You should really read the whole thing yourself, but here are a few paragraphs that (I hope) essentialize Jenn’s position:
Alfie Kohn, in his book Punished By Rewards , defines rewarding as a parent saying to a child “Do X and then you’ll get Y.” If you can put the interaction into If-Then terms, then it might be a reward. That is what we do not do around here with our kids–promise them something in order to get them to behave in a certain way…
My primary objection to using rewards is that the process involves a kind of mental bait-and-switch tactic. It takes (some or all of) the child’s attention away from what needs to be done and why and places (some or all of) his attention onto the reward. In encouraging the child to switch his focus away from the rational reasons he ought to engage in a certain behavior, he is losing a valuable opportunity to learn some deeper ethical lessons…
If-Then Rewarding, while certainly effective in getting a child to act in a particular way, doesn’t reinforce the more abstract ideas of independence and responsibility and other great things I think my kids need to practice and understand thoroughly before heading out into the world.
I agree with all of this in essence, but I have some important disagreements. I don’t think that “reinforcing the more abstract ideas of independence and responsibility” is always accomplished by means of having a concrete connection between cause and effect in every instance. I guess I’d summarize my position as: “Use extrinsic motivators temporarily, for long-range skills and habits, and never as a default.”
First, I think rewards are appropriate to encourage effort at gaining new skills, especially skills that are much more easily acquired when young like swimming or riding a bike. Kids can not and do not think long-range at birth, and they don’t know that their effort will pay off in the end. They need to learn this. Getting them to put forth effort for a totally arbitrary short-range reward is a great way to get them started, if they are not so inclined. I’m not willing to let my daughter suffer the natural consequences of not learning to swim or ride a bike without trying rewards to get her started.
I think that it is a parent’s job to teach a child how important it is to put effort into long-range activities and skills, where the natural consequence will not be achieved quickly. How can children learn this except by being “tricked” into doing it a few times? You can push your children with negative, arbitrary punishments (”practice piano for an hour a day or you’ll be grounded”) or with positive, arbitrary rewards (”practice piano consistently for a month and we’ll take you out to the restaurant of your choice”). I think the positive way is much better. But if you leave it to them entirely, I don’t see how children could be expected to foresee the wonderful effects of such persistence before they have any experience. I don’t think it takes much of this kind of rewarding, but I do think it takes some. In the piano example, I would imagine a month might even be too long. Once the child learns one song, they have a data-point to understand that continuing to practice will bring more and more value. My point is that it is ok, and even necessary, for children to do things for which they have no independent, intrinsic motivation. In other words, in some cases:
The child will only learn the rewards of virtue after practicing that virtue, in action, and seeing the positive results firsthand.
Even then, I think the more connected the reward is to the behavior, the better.
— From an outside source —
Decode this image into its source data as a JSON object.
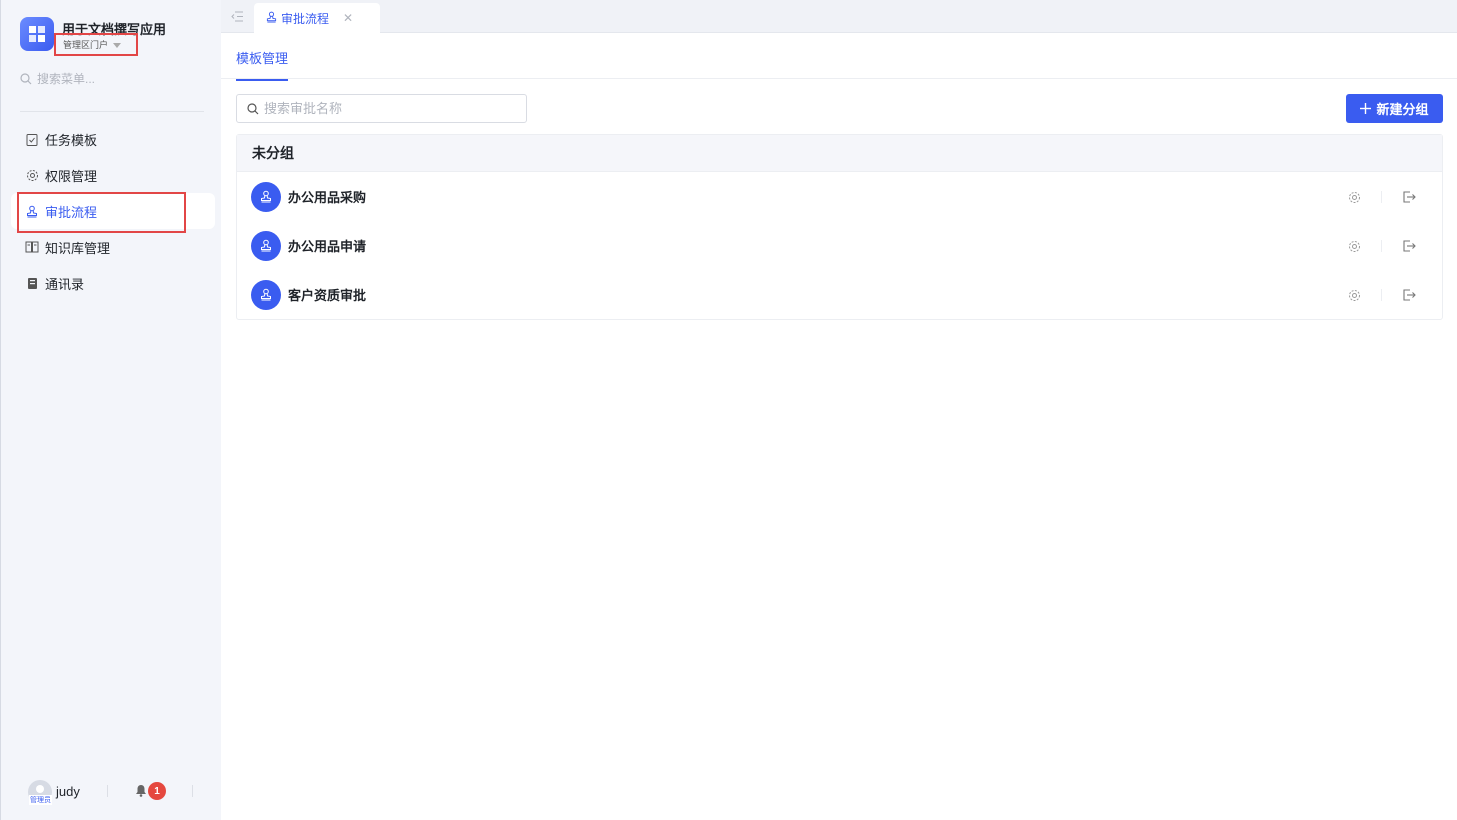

I call these logical consequences. I got this from Susan Crawford, who makes a great distinctionbetween natural and logical consequences, saying that a natural consequence happens if the parent just stays out of the way, whereas a logic consequence is imposed by the parent, but connected to the original action in a logical way. (The natural consequence of learning to swim is simply gaining the skill. A positive, logical consequence would be throwing a pool party for the child at the end of summer.) Outside of the positive and negative versions of these consequences are the arbitrary, negative “punishments” and the arbitrary, positive “rewards.” But I don’t see a clear dividing line between positive, logical consequences and many rewards. The pool party could be viewed as a reward. There is a continuum, although once you get to star-charts it’s arbitrary, and I’m fine with that too if there is nothing else you can think of. I have a great example of this that I’ll save for my next post about how we’re motivating Sammy to dress herself.
Second, I think rewards are great as a stop-gap. We used the CooperationChart for that reason. We used it for 10 days and it worked and we went back to our usual natural and logical consequences.
And third, I think as long as the norm is to focus on natural and logical consequences, it’s fine to use rewards on occasion simply to make the parents’ lives easier. If you have some isolated behavior that you want to encourage or stop, and you have a lot going on and it just needs to get done to save your sanity, a reward is fine. It just has to be a rare exception and not the rule. I don’t think a few instances of using rewards will harm the child.
Despite this disagreement with Jenn, I agree with her basic point. I am horrified with the way that parents often default into reward systems for everything - money for grades, ice cream for politeness (when the child is old enough to be polite for the right, selfish reasons), TV for chores, etc. This kind of parenting is a recipe for secondhandedness, for sure, and this is a more fundamental issue than the exceptions I note here. But I don’t think this damns rewards entirely. I think they just need to be used for the right reasons.